Yixing Wares 

YIXING WARE gets its name from the city in where it is produced, Yixing, in Jiangsu province about 120 miles northwest of Shanghai. Yixing ware is distinguishable by the type of clay used in its pieces, zhisha, zhuni, or duanni, which has a myriad, naturally occurring, deep earthen colors. Unlike porcelain works, Yixing wares are always unglazed, and especially teapots are almost always made by hand –not on a wheel— through a laborious process of sculpting and slab building. This means that each piece is fully unique. While similar in shape and form, no two are fully alike.

Clay from Yixing has been renowned since the Song Dynasty (the 10th century) for its particular craft in teawares. What is unique about Yixing wares, is that even after being fired in a kiln, they remain semi-porous. The positive of this for tea drinkers is two-fold.

First, the porous nature within the pot allows it to absorb trace amounts of liquid as the tea is steeped. This causes the pot to retain the essence of the tea even after the brewing is complete and the leaves have been taken out. As you use the teapot more, each future brew grows in complexity: flavors become richer, and more layered. It is because of this reason that most tea-drinkers insist on using only one type of tea in an Yixing teapot, or at least teas with similar flavor profiles. If you have always brewed a heavy black tea, like Pu’er, in the teapot, and suddenly go to brew a light green tea, like Longjing, the lighter green might take one some flavors of the richer black.

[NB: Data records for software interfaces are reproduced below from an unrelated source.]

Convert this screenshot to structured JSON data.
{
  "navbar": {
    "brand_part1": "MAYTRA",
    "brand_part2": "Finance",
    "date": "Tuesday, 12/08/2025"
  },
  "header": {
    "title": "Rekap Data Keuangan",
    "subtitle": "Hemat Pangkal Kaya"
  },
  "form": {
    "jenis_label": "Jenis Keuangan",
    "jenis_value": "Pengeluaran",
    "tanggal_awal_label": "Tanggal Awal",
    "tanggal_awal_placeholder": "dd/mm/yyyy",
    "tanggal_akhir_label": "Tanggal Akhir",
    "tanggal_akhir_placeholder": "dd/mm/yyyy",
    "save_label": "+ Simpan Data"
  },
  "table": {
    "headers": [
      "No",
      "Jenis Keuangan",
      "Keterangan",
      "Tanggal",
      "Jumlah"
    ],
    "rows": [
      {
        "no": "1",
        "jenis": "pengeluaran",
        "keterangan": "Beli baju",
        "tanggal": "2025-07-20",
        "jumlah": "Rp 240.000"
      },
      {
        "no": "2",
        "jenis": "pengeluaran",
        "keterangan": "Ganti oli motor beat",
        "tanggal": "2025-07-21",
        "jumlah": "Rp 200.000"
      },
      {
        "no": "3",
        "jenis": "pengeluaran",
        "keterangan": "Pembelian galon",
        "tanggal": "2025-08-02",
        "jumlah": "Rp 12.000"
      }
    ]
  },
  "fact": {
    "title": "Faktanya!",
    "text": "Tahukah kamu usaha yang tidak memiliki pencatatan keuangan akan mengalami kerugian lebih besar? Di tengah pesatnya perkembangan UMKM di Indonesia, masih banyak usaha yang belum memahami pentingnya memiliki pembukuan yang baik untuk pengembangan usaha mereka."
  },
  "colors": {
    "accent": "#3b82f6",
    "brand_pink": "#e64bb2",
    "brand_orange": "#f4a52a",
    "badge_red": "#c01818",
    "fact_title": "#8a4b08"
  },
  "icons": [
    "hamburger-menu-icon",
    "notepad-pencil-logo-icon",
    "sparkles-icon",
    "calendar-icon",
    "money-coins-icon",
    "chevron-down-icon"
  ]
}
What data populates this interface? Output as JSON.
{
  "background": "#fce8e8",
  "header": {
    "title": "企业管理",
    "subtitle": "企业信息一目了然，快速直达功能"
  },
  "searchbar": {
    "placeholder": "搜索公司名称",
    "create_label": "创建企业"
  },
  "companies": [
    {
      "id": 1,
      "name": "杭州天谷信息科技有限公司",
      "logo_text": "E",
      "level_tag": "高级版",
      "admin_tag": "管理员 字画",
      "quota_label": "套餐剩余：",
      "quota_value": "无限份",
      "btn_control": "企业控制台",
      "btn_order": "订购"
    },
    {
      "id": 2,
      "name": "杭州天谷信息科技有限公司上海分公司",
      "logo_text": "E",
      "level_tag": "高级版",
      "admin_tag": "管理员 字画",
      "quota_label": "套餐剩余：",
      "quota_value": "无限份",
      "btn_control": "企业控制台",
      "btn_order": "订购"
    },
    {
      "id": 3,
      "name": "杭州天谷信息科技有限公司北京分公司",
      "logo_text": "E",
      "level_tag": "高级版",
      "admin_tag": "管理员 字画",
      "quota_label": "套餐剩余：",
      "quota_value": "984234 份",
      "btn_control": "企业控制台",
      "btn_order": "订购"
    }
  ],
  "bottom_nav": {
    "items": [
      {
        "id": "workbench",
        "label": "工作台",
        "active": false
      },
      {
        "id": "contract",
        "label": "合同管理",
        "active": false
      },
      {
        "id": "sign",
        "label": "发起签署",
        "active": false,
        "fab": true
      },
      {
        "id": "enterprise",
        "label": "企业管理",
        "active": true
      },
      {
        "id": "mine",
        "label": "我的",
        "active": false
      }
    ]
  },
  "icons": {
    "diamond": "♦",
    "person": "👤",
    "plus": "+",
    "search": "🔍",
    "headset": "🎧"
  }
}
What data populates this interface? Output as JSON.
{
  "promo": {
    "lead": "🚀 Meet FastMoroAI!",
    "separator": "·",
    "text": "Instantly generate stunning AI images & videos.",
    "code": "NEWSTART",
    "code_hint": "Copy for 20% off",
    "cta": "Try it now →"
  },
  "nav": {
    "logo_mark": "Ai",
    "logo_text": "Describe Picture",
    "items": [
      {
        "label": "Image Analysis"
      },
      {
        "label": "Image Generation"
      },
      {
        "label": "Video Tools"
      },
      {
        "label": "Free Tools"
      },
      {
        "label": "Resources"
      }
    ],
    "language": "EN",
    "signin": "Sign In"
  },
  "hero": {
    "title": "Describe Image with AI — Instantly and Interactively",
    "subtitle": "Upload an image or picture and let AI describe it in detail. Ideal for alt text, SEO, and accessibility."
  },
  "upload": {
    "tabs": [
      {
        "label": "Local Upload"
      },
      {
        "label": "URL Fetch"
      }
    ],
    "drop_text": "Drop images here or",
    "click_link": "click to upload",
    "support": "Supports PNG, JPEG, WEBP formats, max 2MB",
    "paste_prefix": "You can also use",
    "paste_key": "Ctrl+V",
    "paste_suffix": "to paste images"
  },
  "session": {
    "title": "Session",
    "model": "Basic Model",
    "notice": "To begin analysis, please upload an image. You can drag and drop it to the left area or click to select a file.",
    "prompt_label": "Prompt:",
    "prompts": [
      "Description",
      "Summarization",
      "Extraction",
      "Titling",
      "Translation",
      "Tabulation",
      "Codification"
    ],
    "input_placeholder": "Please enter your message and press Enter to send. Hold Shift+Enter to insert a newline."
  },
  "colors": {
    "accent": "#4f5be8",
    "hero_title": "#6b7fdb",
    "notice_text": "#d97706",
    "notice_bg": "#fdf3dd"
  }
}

Secondly, the porousness of Yixing wears allow for subtle change in appearance overtime. If the oils from one’s skin interact with the exterior of the teapot, they will be absorbed and the teapot will slowly develop a glowing patina. The shine of an Yixing teapot is a testament to its use and the care of its owner.

Yixing wares are one of the best ways to fully enjoy tea drinking. Investing in an Yixing ware is not just buying an object, its buying a piece that will grow with you. Wing On Wo & Co currently carries Yixing wares in two forms: teapots and gaiwans. Gaiwans come in 3 different clay body colors; teapots come in 4 styles and 2 clay body types.